Provided material.
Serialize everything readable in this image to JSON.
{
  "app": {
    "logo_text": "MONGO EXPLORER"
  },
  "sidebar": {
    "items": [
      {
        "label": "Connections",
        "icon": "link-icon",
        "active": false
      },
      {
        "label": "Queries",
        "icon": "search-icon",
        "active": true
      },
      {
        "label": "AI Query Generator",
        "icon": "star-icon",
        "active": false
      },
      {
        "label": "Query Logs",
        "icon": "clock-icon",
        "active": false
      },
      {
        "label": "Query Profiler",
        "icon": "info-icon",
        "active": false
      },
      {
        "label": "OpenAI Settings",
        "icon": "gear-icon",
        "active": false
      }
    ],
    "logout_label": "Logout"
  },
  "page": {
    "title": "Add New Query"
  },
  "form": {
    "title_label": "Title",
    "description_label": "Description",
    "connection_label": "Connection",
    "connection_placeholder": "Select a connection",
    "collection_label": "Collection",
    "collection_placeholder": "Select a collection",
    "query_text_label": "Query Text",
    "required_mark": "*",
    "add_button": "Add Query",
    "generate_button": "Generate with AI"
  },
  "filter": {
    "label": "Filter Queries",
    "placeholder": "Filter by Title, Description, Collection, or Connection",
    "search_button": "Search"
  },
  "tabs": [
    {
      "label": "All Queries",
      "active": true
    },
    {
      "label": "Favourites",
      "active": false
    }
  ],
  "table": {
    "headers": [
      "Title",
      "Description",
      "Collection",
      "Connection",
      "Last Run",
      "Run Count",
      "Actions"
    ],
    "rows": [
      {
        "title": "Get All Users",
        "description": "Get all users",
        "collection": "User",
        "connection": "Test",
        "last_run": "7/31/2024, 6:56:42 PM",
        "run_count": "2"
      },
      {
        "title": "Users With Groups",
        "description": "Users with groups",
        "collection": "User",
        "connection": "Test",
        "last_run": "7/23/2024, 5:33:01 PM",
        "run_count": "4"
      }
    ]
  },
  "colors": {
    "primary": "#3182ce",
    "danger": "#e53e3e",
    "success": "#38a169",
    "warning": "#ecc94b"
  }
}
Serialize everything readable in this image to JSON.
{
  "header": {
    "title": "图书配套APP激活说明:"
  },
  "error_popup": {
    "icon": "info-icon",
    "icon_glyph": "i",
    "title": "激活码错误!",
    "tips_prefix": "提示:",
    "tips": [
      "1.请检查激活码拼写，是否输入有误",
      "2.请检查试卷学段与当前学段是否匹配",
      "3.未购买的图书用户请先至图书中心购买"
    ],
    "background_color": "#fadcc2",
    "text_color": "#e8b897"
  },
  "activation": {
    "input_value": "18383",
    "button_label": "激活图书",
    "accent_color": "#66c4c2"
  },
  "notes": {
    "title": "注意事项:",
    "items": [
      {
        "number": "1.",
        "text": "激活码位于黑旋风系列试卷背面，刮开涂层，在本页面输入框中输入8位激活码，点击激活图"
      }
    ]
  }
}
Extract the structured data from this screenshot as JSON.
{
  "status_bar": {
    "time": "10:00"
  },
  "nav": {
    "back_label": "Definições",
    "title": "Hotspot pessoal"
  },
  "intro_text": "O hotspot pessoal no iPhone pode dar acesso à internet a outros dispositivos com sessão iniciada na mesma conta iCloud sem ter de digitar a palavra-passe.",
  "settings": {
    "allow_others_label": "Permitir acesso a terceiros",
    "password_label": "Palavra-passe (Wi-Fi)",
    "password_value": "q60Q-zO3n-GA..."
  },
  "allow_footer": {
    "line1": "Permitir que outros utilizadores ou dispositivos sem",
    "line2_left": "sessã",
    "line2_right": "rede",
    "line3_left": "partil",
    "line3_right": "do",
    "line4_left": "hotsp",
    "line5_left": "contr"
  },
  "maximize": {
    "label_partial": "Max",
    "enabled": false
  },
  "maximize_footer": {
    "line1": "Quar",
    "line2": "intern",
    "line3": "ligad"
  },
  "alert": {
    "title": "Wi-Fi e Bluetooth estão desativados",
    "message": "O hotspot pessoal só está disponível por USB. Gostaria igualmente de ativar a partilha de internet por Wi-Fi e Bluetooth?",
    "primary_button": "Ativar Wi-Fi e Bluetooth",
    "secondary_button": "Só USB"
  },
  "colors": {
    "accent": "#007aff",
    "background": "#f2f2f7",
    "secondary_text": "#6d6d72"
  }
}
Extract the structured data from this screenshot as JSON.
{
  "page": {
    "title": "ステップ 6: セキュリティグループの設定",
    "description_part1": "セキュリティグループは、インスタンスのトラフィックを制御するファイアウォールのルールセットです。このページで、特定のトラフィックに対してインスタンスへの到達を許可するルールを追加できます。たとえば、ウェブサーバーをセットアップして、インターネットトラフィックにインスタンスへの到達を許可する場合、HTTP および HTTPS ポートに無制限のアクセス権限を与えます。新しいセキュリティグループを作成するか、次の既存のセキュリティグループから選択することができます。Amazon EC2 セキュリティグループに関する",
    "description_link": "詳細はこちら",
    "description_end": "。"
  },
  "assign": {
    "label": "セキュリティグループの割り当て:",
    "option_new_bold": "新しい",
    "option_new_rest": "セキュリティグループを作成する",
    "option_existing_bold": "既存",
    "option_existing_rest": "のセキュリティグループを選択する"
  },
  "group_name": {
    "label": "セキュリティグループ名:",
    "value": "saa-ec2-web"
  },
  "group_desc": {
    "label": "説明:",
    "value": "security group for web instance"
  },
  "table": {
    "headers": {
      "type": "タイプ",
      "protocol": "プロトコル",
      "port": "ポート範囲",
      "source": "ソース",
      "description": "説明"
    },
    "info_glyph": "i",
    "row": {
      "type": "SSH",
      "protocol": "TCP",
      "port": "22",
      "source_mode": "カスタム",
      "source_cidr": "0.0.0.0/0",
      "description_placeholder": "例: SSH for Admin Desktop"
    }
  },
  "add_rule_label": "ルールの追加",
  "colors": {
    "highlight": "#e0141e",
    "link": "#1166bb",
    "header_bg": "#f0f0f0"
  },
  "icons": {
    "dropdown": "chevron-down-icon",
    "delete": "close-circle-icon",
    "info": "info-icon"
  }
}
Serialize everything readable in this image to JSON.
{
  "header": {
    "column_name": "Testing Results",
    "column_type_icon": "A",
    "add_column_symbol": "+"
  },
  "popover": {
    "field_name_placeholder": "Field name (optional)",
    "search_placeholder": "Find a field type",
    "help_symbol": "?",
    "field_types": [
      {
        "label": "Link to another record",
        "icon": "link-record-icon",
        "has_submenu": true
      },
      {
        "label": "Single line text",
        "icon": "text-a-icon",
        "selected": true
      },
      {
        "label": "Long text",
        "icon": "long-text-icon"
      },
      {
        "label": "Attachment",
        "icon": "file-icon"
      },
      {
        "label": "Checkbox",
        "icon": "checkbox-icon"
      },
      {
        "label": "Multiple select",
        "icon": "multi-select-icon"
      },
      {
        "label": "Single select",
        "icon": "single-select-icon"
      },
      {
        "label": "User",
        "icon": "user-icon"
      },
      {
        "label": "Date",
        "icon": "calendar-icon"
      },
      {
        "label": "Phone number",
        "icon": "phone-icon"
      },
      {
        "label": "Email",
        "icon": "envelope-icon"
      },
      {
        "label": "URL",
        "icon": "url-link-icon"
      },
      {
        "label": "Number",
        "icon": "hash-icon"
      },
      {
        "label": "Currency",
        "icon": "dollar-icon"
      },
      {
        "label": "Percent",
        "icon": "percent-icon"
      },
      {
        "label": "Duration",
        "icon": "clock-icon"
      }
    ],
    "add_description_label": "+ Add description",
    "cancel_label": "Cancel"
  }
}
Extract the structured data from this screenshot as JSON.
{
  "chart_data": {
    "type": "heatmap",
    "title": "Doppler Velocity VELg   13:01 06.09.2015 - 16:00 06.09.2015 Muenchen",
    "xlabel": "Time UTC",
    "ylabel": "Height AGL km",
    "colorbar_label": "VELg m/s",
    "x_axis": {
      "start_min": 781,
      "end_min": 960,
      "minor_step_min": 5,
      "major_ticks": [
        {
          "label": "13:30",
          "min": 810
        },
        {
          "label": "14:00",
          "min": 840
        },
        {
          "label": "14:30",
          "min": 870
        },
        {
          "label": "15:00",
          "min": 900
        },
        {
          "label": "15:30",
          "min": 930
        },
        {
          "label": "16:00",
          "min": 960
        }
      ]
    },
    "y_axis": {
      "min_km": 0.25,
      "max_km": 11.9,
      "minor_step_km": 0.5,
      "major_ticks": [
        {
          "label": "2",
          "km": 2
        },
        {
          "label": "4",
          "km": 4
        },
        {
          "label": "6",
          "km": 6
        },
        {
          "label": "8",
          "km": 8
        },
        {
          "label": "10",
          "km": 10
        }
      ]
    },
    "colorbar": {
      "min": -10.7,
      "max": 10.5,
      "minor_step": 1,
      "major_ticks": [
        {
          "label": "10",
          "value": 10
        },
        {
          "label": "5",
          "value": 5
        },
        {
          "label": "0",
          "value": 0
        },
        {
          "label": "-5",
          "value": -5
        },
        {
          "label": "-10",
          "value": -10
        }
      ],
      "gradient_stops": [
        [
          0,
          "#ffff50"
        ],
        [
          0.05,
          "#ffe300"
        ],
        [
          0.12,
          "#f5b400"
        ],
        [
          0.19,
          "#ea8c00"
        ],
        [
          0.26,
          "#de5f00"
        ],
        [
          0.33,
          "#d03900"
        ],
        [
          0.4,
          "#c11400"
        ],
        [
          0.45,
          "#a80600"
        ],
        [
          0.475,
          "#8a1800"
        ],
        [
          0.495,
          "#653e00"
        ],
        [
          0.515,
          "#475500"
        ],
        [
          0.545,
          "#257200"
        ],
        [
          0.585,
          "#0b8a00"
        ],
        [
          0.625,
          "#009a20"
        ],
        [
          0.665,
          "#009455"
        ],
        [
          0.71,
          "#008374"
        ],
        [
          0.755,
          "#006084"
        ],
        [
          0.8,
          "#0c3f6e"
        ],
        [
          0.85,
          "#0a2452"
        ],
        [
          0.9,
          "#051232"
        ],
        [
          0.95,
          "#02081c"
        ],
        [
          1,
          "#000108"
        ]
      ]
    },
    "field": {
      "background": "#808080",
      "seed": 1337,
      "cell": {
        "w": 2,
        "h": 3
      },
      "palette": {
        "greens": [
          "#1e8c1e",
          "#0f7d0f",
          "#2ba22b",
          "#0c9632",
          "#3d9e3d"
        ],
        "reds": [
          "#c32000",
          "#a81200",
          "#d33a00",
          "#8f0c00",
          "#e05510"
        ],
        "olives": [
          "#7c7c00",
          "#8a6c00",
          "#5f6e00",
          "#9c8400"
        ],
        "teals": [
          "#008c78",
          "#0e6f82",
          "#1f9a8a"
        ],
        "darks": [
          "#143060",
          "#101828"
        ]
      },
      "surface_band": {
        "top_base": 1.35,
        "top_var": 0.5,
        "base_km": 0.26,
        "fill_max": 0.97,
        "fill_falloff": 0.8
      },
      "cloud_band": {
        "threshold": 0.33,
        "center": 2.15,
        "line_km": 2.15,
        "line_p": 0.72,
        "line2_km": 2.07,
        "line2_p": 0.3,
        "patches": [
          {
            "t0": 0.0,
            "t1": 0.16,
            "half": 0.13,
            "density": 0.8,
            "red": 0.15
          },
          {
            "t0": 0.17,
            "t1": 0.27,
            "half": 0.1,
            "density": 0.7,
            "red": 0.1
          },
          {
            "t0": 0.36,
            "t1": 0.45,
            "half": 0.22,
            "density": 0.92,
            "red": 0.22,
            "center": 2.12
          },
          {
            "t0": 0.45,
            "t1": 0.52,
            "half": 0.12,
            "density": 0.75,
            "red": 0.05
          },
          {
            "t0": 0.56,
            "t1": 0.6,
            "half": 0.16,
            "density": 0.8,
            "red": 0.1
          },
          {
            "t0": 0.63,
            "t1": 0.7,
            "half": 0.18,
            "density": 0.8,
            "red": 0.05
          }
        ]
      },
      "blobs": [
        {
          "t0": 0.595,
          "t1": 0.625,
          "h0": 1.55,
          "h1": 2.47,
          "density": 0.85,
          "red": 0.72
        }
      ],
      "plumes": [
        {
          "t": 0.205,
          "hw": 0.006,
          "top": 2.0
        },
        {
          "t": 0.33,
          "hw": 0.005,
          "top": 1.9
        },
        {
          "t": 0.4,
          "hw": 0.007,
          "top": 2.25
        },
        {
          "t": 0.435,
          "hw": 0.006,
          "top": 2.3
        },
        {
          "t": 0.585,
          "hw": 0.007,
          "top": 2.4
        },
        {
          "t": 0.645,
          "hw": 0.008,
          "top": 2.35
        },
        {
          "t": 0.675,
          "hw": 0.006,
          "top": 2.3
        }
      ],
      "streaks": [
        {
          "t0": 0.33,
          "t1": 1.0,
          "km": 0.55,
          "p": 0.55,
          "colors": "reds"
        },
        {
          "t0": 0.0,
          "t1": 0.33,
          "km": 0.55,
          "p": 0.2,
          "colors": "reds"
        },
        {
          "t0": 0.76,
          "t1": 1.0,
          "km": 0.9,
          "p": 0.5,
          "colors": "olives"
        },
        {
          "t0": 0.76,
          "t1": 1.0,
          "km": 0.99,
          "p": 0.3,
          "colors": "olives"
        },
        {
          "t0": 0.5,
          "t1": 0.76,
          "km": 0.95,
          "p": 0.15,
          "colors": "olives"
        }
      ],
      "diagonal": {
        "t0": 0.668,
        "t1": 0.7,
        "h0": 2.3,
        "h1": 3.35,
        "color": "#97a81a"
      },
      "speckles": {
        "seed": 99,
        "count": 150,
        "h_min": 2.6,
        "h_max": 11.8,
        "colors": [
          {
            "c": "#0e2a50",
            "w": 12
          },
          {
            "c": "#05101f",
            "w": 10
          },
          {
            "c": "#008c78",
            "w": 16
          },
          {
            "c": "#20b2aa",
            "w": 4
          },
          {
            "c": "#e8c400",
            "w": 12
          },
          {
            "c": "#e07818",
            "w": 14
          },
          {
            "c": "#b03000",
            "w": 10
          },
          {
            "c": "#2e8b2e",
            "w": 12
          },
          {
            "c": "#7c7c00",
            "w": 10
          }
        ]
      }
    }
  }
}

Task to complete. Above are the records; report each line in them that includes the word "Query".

Exercise response.
        "label": "AI Query Generator",
        "label": "Query Logs",
        "label": "Query Profiler",
    "title": "Add New Query"
    "query_text_label": "Query Text",
    "add_button": "Add Query",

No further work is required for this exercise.